2) Move your body and get plenty of rest.

This week my friend Anthony Iannarino wrote a great blog post, “What to Do When the World is on Fire.” He reminds us: “When threats are real, fear and stress can make things worse, including making you more susceptible to illness. Get some exercise, even if it is just walking, and get a good night’s sleep, sleeping for a minimum of seven hours, eight if possible.” Get outside and walk around your neighborhood or local park. Try an online yoga class (Down Dog Yoga is offering free apps so you can practice at home for the month of March). Take baths or watch a show that makes you laugh.

3) Set limits on consuming news or having heavy conversations to prevent negativity absorption.

During a pandemic, you will see scary news reports and many “breaking news” headlines. You want to stay informed, but you don’t want to overdo it. Past a certain point, it will likely only make you feel worse to read more news articles, watch more cable news, or scroll through social media for sustained periods of time. Stay informed, but limit your screen time and news intake. You can also choose to not engage deeply in conversations with people who express a lot of heaviness and negativity.

How to Sell in a Climate of Fear

A pandemic is not business-as-usual; and it makes sense to wonder how it will affect your business.

In a recession, for example, we adjust our sales strategy and selling style. For awhile, things may be uncertain. You may notice a decline in business or shifts in buyer behavior. Depending on what effects the crisis has, you may notice a depressed or gloomy mood among customers. There may be layoffs, bankruptcies, or closures (temporary or permanent). The time to plan for such events is now. Here are some tested principles to help you stay the course. 

1. Hope for the best and plan for the worst.

The past is not always a predictor of future stability (or growth), but as humans we often develop a false sense of security based on general sales growth and ongoing sales success. As the captain of an ocean liner must conduct a safety drill for each voyage, sales managers should develop a “slow sales response plan” for every year. Contingency planning tends to take away the element of helplessness often associated with a temporary sales slump.

2. Look for creative ways to sustain and support sales.

Think about how you can maintain, sustain, or support your revenue flows. If one of your market segments is inactive, can you pivot to another segment that would find value in your product? Do you have any back-burnered projects or plans that might help you meet this moment with a stronger offering? Savvy sales managers will huddle with their salespeople to brainstorm how the team can find pockets of opportunity.

3. Call your customers immediately to find out what they need.

Great selling is about providing value in proactive ways. In a crisis, circumstances change rapidly. Your customer’s definition of “value” may be changing by the day or week. Now is not the time to go dark or hang back and wait for customers to call you. Reach out to see what your customer’s top concerns are, and ask how you can support them.

4. Upgrade your professional skills.

Part of carrying on in a crisis is choosing where to focus your time and energy.
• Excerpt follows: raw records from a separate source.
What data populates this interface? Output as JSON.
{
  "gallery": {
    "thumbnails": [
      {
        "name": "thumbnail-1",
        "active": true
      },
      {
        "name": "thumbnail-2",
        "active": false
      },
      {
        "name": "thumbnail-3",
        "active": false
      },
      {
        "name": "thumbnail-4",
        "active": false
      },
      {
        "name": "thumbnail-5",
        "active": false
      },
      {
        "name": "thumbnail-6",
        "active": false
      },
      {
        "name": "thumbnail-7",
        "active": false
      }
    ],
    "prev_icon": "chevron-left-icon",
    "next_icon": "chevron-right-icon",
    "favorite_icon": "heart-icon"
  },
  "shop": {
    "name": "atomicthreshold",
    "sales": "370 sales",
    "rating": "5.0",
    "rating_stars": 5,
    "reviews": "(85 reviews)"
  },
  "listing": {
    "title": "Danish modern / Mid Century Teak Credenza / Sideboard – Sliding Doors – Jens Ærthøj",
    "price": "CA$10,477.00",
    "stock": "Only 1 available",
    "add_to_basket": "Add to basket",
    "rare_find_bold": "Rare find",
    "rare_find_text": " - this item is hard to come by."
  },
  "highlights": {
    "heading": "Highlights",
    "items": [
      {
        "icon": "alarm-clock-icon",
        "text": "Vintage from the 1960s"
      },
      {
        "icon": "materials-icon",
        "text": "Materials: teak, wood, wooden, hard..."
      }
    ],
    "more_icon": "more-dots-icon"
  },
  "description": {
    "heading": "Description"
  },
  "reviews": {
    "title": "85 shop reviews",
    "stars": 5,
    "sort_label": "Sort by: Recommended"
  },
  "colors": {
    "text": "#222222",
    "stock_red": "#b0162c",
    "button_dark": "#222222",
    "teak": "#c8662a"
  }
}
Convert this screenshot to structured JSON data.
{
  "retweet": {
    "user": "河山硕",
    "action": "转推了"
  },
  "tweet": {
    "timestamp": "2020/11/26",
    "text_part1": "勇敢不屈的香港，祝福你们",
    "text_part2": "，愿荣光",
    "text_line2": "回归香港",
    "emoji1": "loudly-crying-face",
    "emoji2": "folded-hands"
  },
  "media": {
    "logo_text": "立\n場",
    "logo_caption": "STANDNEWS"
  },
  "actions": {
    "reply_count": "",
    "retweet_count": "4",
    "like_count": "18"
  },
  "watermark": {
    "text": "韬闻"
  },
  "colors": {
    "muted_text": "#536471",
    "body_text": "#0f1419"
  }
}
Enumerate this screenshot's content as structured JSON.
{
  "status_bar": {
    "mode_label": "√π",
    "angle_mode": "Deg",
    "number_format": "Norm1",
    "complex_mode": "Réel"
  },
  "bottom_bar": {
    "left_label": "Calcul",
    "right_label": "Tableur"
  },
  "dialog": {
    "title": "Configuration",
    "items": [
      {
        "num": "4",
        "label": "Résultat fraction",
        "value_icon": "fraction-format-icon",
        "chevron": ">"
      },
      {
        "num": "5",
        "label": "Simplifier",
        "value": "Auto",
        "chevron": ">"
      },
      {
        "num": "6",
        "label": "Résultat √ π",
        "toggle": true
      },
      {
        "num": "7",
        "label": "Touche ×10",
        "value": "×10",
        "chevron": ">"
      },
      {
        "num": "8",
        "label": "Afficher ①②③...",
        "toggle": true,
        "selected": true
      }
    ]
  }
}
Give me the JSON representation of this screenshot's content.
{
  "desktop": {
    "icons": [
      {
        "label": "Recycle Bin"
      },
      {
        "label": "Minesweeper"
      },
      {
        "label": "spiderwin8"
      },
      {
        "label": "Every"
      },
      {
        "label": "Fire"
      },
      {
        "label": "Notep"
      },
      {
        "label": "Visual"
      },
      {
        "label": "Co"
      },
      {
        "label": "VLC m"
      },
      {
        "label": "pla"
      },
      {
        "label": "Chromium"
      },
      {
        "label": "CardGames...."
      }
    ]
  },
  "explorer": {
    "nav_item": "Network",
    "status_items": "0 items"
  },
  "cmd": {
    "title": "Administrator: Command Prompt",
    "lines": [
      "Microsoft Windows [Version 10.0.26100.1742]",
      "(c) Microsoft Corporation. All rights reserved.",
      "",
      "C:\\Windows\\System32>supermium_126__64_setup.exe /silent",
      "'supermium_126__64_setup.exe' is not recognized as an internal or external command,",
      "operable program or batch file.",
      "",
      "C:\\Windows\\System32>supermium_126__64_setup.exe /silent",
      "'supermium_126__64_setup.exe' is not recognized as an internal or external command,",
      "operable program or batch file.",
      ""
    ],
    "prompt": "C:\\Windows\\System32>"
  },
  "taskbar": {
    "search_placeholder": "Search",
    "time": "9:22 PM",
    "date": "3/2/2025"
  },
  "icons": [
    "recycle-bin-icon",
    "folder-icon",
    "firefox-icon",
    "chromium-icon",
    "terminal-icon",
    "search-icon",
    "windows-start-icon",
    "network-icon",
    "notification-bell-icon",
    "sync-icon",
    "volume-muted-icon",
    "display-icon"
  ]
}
Prioritize taking care of yourself, your loved ones, and community; beyond that, this could be a good time to improve your leadership, management, or selling skills. Invest some time in online training, watch webinars, and connect with your colleagues to see what books, training, reports, or strategies have helped them improve over the past year. 

Alice Heiman, who was a terrific chief networking officer at the Sales 3.0 Conference (and gave a great main stage presentation about creating the right sales leadership mindset for increased sales growth) is offering special online sales training designed to help salespeople talk with customers about coronavirus fears

Whatever you do, develop an intention to improve your mind, body, and spirit so you and your team can emerge stronger when the crisis abates. I’d like to thank all the speakers who shared their insight and expertise this week at the Sales 3.0 Conference, and the sales leaders who joined us. Find out where you can join us for another Sales 3.0 Conference event in 2020.